Chuck Mead’s fourth solo album comes out Friday, June 21. And while the title track “Close To Home” is about the power of music to tell uncomfortable truths, it could also apply to Mead's all Nashville album release tour this week, starting Tuesday night, as Mead explained to WMOT last week.
"It's nice to have a gig every day for five days and sleep in your own bed,” he said.
And that's not counting the bonus in-store at Grimey's in East Nashville on Sunday. First up on Tuesday night, The American Legion Hall on Gallatin Road, followed nightly by the 5 Spot, Dee's in Madison, the Nashville Palace and a special double header Saturday night.
“And after I do the Grand Ole Opry I go down and do Robert’s,” Mead said. “The rest of these are easy gigs. Roberts - you got to do four hours or it's not Robert's, right?"

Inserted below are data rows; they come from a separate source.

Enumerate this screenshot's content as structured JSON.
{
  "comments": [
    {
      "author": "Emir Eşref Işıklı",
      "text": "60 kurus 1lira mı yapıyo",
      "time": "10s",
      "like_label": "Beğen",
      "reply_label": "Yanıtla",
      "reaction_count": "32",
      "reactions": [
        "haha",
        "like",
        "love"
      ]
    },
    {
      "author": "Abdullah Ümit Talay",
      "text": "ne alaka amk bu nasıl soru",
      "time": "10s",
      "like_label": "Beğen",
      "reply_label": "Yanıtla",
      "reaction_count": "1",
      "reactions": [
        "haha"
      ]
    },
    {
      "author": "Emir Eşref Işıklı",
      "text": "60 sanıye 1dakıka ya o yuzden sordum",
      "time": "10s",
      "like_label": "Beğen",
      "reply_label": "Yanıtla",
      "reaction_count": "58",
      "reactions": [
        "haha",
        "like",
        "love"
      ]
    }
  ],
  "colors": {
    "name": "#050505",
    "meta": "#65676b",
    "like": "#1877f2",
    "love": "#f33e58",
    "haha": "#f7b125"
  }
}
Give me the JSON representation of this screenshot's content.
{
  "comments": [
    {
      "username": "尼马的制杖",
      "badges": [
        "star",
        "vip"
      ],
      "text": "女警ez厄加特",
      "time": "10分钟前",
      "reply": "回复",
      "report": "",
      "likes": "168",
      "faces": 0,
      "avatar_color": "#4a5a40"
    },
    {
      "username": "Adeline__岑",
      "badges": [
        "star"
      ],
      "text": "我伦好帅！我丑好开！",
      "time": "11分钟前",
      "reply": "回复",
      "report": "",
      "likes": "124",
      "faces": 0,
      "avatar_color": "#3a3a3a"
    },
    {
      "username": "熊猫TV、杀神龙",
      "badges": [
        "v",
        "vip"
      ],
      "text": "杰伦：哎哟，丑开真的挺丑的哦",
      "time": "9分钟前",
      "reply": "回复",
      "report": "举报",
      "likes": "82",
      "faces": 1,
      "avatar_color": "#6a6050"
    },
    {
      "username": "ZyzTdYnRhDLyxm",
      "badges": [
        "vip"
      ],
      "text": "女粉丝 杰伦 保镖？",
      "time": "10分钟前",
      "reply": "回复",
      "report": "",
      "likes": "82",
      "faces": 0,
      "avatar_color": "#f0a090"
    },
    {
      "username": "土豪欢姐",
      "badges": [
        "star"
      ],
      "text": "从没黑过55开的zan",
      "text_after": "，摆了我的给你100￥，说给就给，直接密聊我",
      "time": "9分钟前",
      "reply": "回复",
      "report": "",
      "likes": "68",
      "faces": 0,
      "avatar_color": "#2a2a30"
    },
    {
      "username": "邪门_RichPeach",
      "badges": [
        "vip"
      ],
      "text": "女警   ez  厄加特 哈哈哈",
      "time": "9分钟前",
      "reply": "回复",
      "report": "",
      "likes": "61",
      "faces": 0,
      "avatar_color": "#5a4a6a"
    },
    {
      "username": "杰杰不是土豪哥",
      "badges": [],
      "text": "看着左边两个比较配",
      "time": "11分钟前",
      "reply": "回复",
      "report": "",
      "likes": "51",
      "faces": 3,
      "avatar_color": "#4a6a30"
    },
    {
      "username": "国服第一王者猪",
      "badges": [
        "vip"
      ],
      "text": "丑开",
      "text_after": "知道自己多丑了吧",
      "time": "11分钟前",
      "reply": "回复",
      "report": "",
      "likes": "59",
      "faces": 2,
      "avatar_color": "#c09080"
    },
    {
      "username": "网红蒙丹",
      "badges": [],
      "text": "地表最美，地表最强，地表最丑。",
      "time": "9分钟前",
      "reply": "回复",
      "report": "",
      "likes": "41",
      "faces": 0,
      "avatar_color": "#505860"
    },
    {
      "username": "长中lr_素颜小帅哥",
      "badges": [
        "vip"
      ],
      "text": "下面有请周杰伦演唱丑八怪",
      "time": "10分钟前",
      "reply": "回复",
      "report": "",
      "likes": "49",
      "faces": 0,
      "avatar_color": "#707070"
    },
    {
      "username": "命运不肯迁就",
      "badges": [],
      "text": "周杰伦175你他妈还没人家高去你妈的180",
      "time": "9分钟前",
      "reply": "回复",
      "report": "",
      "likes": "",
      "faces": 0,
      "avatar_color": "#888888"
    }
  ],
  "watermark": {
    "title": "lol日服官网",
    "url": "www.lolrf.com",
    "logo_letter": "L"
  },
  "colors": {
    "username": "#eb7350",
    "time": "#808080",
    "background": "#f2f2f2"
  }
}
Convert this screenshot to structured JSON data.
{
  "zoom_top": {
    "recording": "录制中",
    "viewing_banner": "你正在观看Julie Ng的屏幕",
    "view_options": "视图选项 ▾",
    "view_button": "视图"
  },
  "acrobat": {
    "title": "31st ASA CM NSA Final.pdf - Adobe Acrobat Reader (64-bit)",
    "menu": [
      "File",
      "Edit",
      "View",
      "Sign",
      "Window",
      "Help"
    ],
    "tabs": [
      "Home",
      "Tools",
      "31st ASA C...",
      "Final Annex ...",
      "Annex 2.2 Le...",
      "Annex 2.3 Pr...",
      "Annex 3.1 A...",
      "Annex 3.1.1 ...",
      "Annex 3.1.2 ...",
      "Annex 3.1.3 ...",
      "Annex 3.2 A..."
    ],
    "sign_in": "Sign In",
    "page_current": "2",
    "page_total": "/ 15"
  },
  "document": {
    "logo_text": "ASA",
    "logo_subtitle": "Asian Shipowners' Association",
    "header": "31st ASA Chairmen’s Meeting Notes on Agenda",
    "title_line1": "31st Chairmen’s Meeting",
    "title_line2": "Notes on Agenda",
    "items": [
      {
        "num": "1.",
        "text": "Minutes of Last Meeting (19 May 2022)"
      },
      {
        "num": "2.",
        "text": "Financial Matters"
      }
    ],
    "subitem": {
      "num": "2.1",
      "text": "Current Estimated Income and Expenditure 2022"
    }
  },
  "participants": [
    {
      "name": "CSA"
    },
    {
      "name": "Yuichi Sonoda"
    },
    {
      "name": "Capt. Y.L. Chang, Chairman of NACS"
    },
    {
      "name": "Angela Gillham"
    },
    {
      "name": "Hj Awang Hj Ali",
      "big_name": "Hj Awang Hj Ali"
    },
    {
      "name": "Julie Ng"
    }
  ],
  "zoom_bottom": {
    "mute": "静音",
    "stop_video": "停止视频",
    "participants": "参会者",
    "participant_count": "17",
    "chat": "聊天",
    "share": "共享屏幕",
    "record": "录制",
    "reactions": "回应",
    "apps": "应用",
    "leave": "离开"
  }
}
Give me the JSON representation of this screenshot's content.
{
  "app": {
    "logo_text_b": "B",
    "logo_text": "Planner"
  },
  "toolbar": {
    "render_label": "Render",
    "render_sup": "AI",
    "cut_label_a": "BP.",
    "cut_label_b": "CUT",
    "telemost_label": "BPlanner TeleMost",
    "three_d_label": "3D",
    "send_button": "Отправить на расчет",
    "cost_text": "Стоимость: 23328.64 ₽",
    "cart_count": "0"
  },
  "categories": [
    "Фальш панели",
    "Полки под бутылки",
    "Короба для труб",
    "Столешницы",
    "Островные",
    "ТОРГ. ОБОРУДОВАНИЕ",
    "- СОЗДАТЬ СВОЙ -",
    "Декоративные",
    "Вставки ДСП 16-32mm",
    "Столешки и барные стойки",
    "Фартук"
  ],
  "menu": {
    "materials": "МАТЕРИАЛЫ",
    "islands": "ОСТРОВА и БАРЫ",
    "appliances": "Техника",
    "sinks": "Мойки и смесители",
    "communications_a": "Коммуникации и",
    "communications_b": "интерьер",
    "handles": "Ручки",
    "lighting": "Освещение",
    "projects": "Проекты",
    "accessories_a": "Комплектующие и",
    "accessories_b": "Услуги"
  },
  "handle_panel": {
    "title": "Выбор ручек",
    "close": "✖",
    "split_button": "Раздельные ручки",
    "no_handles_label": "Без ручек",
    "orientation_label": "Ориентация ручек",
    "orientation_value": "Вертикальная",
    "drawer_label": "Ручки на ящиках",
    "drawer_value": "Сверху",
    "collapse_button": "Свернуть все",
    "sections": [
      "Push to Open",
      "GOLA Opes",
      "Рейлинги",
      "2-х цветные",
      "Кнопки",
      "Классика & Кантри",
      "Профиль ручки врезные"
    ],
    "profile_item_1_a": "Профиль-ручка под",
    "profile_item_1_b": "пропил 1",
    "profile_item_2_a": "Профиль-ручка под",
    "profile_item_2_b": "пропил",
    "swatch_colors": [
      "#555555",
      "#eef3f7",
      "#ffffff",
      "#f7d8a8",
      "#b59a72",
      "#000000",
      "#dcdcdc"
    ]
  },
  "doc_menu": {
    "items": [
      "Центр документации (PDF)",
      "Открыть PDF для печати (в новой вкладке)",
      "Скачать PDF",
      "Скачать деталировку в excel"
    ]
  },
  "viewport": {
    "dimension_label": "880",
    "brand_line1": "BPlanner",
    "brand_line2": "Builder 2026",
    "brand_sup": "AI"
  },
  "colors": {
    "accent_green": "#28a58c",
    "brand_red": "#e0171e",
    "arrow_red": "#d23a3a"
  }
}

Countless 10 pm to 2 am sets at Robert’s Western World is where Mead built his name and established his style, fronting BR549 during the late 90s, a pivotal period when Lower Broadway came back to life as a live music destination.
Since that celebrated roots revival band parted ways ten years ago, Mead has juggled music supervision jobs for Broadway and television with making albums, and in this case, one led directly to the other. In 2006, Mead was approached by country music historian Colin Escott about working on a nascent musical based on the famous encounter of Elvis Presley, Johnny Cash, Carl Perkins and Jerry Lee Lewis at Sun Records in 1956.
The show became a Tony-nominated hit that spawned productions around the world. A spinoff television episodic drama called Sun Records also pulled Mead in as music supervisor, culminating in a four-month stay in Memphis during the shoot.
"I lived at the Chisca Hotel, an old fleabag hotel downtown they turned into condos. It's famous because that's where the radio station that Dewey Phillips worked that played the first Elvis record. We were all put up in there. It was pretty great. And I got to know a lot of Memphis musicians. I was in charge of hiring guys to play musicians so it looked like they were playing.”
Mead got to know Matt Ross-Spang, a Memphis phenom who rose from intern to chief engineer of the old Sun Records studio before going out on his own as a producer/engineer. His credits include Jason Isbell’s Grammy-wining Something More Than Free and Margo Price’s first Third Man Records debut. They also now include Chuck Mead’s new disc.
"It was the best decision I made to go there and record,” Mead says about Ross-Spang, and the venue, Sam Phillips Recording, which was built in 1960 as the rock and roll architect’s second location. “I came in and I said (to Ross-Spang) if you think of something different from the way we're doing it, tell me, and let's chase it. And he did!"
The result is an 11-song set on Plowboy Records that ranges from the over-driven rockabilly grunge of “Big Bear In The Sky” to the smooth devotion of “My Baby’s Holding It Down” to the honky tonk purity of “Tap Into Your Misery.” The Phillips family upright piano can be heard. Mead’s longtime stage companions Martin Lynds (drums), Mark Andrew Miller (bass) and Carco Clave (steel, mando and guitar) join in.
"it was supernatural the vibe in there,” Mead says in an upcoming interview for WMOT’s The String. “I felt like we were tapping into the spirit of Sam Phillips."
The full tour for Chuck Mead's Close To Home release week:
6/18 9pm Honky Tonk Tues. @ American Legion Hall
6/19 6pm 5 Spot
6/20 7pm Dee’s Country Cocktail Lounge
6/21 6pm The Nashville Palace
6/22 7pm Grand Ole Opry
10pm Roberts Western World!
6/23 1pm Grimey's Pre-Loved Music